As Union staff officer Colonel Theodore Lyman wrote after the war: “It is a rule that, when the Rebels halt, the first day gives them a good rifle-pit; the second, a regular infantry parapet with artillery in position; and the third a parapet with an abatis in front and entrenched batteries behind. Sometimes they put this three days’ work into the first twenty-four hours” (Lyman, 100).
The battle of Cold Harbor began on June 3, 1864 at 4:30 am. After launching an unsuccessful assault on the Confederate lines and under consistent fire, Union soldiers raced to build their own trenches and earthworks. In the end, the Confederate defenses proved too solid. This battle lasted a day but fighting continued in Cold Harbor for nearly two weeks, leaving thousands of soldiers wounded or dead.
Lyman, Col. Theodore. With Grant and Meade from the Wilderness to Appomattox. University of Nebraska Press, 1994, p. 100.
Visit the Park
Cold Habor battlefield is open for visitation. It is located about twenty minutes north of Richmond and is run by the National Park Service. A student field trip curriculum “On To Richmond!” is available on the NPS website. During this trip students visit both Cold Harbor and the nearby site of Gaines’ Mill battlefield.
Show the video, The Union Attack on June 1, with National Park Ranger and historian Michael Gorman.
Visit SketchFab to see a 3D model replica of a canteen repurposed into a shovel. Soldiers on the battlefield had to adapt to their circumstances. This object was once a tin canteen carried by a soldier at Cold Harbor. However, it was intentionally cut to be used as a shovel for digging earthworks.
Pens or pencils and paper.
Print out the readings, maps, and handouts in the Materials section.

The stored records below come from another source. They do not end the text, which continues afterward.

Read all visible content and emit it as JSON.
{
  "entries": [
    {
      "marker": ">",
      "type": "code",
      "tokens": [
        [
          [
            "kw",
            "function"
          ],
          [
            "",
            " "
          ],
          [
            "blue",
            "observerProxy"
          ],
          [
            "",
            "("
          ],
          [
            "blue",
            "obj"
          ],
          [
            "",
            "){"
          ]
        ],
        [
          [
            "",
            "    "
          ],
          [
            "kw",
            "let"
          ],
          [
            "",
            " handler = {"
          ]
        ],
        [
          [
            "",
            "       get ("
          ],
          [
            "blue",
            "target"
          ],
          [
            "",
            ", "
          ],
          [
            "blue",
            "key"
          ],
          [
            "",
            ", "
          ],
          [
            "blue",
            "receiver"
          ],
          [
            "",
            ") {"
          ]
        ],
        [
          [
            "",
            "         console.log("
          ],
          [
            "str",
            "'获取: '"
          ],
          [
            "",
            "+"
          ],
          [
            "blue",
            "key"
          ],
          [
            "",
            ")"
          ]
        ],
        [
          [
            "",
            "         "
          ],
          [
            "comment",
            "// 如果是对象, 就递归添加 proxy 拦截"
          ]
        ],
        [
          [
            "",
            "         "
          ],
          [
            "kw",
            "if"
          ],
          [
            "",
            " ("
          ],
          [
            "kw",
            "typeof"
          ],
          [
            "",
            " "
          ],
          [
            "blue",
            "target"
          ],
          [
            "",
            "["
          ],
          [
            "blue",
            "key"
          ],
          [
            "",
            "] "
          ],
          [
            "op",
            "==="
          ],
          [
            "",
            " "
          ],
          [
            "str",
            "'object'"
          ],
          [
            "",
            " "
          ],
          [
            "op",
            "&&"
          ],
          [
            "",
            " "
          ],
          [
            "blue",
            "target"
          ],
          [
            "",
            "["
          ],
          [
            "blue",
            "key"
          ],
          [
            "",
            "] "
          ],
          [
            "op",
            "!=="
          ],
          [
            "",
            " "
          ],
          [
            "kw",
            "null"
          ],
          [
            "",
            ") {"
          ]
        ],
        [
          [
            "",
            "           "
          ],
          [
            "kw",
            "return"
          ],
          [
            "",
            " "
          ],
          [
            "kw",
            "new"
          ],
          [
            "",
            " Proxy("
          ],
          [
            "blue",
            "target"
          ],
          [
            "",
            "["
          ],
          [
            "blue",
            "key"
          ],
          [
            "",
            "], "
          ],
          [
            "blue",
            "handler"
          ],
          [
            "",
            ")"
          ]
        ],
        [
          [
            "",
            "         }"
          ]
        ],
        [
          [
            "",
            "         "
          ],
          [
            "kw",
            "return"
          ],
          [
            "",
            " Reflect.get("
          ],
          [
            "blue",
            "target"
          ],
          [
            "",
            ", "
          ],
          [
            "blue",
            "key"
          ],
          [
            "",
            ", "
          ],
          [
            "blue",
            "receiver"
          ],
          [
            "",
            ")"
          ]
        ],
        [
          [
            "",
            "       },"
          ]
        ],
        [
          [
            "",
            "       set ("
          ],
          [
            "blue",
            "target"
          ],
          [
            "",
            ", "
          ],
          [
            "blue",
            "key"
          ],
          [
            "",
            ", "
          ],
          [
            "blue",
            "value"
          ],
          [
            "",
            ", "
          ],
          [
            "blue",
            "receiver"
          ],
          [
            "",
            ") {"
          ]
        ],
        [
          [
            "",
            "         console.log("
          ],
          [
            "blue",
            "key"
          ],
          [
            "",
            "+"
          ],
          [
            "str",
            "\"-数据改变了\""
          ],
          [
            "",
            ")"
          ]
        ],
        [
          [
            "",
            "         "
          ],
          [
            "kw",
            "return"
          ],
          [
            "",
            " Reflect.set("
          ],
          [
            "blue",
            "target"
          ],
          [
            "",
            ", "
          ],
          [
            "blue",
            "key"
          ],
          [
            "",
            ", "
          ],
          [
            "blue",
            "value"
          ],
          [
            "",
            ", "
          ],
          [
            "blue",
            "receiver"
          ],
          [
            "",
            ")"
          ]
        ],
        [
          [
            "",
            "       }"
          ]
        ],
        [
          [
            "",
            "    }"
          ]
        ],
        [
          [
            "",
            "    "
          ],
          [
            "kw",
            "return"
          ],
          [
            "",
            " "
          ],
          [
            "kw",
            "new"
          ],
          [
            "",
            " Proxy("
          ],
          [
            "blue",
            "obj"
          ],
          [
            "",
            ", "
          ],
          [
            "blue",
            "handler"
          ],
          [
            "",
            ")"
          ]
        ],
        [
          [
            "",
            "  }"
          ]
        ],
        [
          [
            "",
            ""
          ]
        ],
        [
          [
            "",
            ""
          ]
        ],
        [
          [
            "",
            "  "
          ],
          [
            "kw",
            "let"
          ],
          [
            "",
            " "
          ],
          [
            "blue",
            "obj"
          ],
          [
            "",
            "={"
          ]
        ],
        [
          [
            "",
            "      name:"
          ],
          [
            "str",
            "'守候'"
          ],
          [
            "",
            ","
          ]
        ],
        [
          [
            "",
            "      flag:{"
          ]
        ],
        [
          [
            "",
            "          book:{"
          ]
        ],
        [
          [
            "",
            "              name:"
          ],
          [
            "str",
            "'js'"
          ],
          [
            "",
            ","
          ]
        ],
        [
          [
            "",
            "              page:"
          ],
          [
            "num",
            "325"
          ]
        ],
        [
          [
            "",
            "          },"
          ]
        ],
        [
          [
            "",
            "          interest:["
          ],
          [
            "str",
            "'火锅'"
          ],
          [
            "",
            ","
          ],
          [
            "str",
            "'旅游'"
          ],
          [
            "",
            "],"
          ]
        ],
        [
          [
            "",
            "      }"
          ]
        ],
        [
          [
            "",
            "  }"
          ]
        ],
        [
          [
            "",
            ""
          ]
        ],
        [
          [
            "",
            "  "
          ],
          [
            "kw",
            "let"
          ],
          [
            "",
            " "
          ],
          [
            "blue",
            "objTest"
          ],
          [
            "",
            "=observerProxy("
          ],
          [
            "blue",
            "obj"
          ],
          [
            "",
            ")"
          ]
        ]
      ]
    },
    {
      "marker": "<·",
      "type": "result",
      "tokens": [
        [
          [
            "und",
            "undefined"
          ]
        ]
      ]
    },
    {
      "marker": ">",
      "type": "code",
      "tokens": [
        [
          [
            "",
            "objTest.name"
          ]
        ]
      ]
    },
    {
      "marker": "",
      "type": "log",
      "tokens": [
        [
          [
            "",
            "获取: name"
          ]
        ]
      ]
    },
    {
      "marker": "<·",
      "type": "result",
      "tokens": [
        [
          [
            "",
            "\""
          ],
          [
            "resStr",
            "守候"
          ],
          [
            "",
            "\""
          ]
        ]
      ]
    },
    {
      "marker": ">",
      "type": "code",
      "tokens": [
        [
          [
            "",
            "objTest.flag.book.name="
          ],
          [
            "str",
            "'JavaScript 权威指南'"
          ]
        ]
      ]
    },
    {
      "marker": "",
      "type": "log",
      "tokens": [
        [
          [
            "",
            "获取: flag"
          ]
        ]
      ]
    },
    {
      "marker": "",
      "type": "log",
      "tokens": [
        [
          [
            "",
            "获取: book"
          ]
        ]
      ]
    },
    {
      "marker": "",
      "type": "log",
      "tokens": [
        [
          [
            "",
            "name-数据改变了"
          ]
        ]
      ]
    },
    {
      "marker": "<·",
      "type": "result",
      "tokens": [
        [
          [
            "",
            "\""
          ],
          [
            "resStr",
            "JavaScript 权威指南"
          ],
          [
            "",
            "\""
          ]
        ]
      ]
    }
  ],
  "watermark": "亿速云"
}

Step 1: Review the Background Information with the class.
Step 2: Divide the class into small groups. Distribute the Student Worksheet and Handouts 1, 2, and 3. Teachers may choose to distribute all three handouts at once or after groups have finished each section. Students will work together to read and explore the materials, then answer questions.
Step 3: Review answers as a group.
Step 4: Display the 3D model of the canteen. Allow students to rotate and zoom in on the object.
Step 5: If time allows, have students choose one of the three activities listed in the Assessment Materials. Review their answers.
Have each student choose one activity to assess their knowledge of soldier life on the Cold Harbor Battlefield.
Activity #1: Imagine you are a soldier and must build a shelter for the night. You can only use what is in your pack and the things you find on the ground around you. Using scrap paper, describe and draw how you would accomplish this task.
- Bayonet rifle
- Uniform jacket
- Tin canteen
- Sewing kit
- Knife, spoon, and plate
- Pen and paper
Activity #2: As that soldier, write a letter home about your life in camp. Describe your surroundings and the tasks you must accomplish, such as fetching water and building earthworks.
Activity #3: Go outside and “read” your own landscape as an archeologist would. What do you see? How has the land been changed or modified? What purpose do these changes serve?
Students who wish to learn more about Cold Harbor may explore the following resources:
Cold Harbor. Richmond National Battlefield Park. National Park Service.
Furguson, Ernest B. Not War But Murder: Cold Harbor 1864. Vintage, 2001.
Thompson, Robert N. “The Folly and Horror of Cold Harbor.” In Military History, vol. 23, no. 8, 2006, pp. 39-45.